In "Blue Jasmine," Jasmine (played by Cate Blanchett) moves from New York to San Francisco after her marriage ends. She is now in a financially diminished circumstance. In New York, she was a frivolous socialite who lived with her seemingly attentive rich husband (played by Alec Baldwin). But in San Francisco, she faces a reality check. She is now living with her much more appealing sister (played by Sally Hawkins) and her children in a small, funky apartment. Accustomed to high credit card limits, summer homes and posh penthouses, Jasmine reluctantly tries to develop some marketable skills.

"Blue Jasmine" has a great cast. Cate Blanchett gives the film's best performance. Jasmine is self-absorbed, and her financial crisis sends her on a downward spiral. She has a very snobby attitude toward her family and friends in San Francisco. Jasmine is an interesting character, and Blanchett nails the role. Her work earned her a well-deserved Oscar nomination. Sally Hawkins is also very good, playing Jasmine's much friendlier sister. She also earned an Academy Award nomination.

This movie has a very good screenplay. Woody Allen does an effective job using flashbacks to show Jasmine's life in New York.

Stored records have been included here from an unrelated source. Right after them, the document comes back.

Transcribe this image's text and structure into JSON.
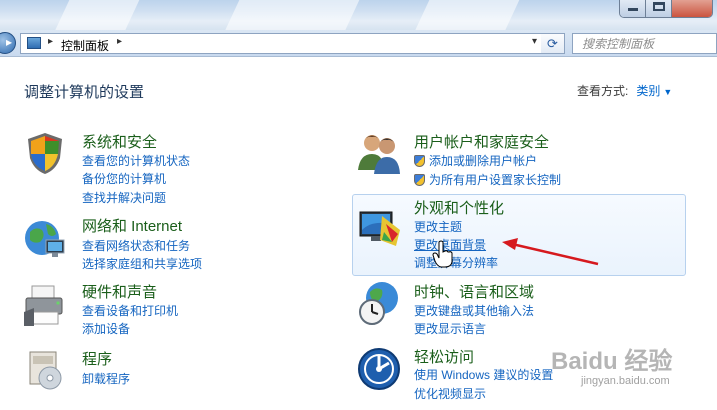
{
  "window": {
    "nav": {
      "breadcrumb": "控制面板",
      "search_placeholder": "搜索控制面板"
    }
  },
  "main": {
    "title": "调整计算机的设置",
    "view_by_label": "查看方式:",
    "view_by_value": "类别"
  },
  "categories": [
    {
      "title": "系统和安全",
      "links": [
        "查看您的计算机状态",
        "备份您的计算机",
        "查找并解决问题"
      ]
    },
    {
      "title": "网络和 Internet",
      "links": [
        "查看网络状态和任务",
        "选择家庭组和共享选项"
      ]
    },
    {
      "title": "硬件和声音",
      "links": [
        "查看设备和打印机",
        "添加设备"
      ]
    },
    {
      "title": "程序",
      "links": [
        "卸载程序"
      ]
    },
    {
      "title": "用户帐户和家庭安全",
      "links": [
        "添加或删除用户帐户",
        "为所有用户设置家长控制"
      ]
    },
    {
      "title": "外观和个性化",
      "links": [
        "更改主题",
        "更改桌面背景",
        "调整屏幕分辨率"
      ]
    },
    {
      "title": "时钟、语言和区域",
      "links": [
        "更改键盘或其他输入法",
        "更改显示语言"
      ]
    },
    {
      "title": "轻松访问",
      "links": [
        "使用 Windows 建议的设置",
        "优化视频显示"
      ]
    }
  ],
  "watermark": {
    "logo": "Baidu 经验",
    "url": "jingyan.baidu.com"
  },
  "colors": {
    "category_title": "#1a5e1a",
    "link": "#1565c0",
    "annotation_arrow": "#d6191e"
  }
}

"Blue Jasmine" is a very entertaining film that ranks among Woody Allen's best work of the last several years.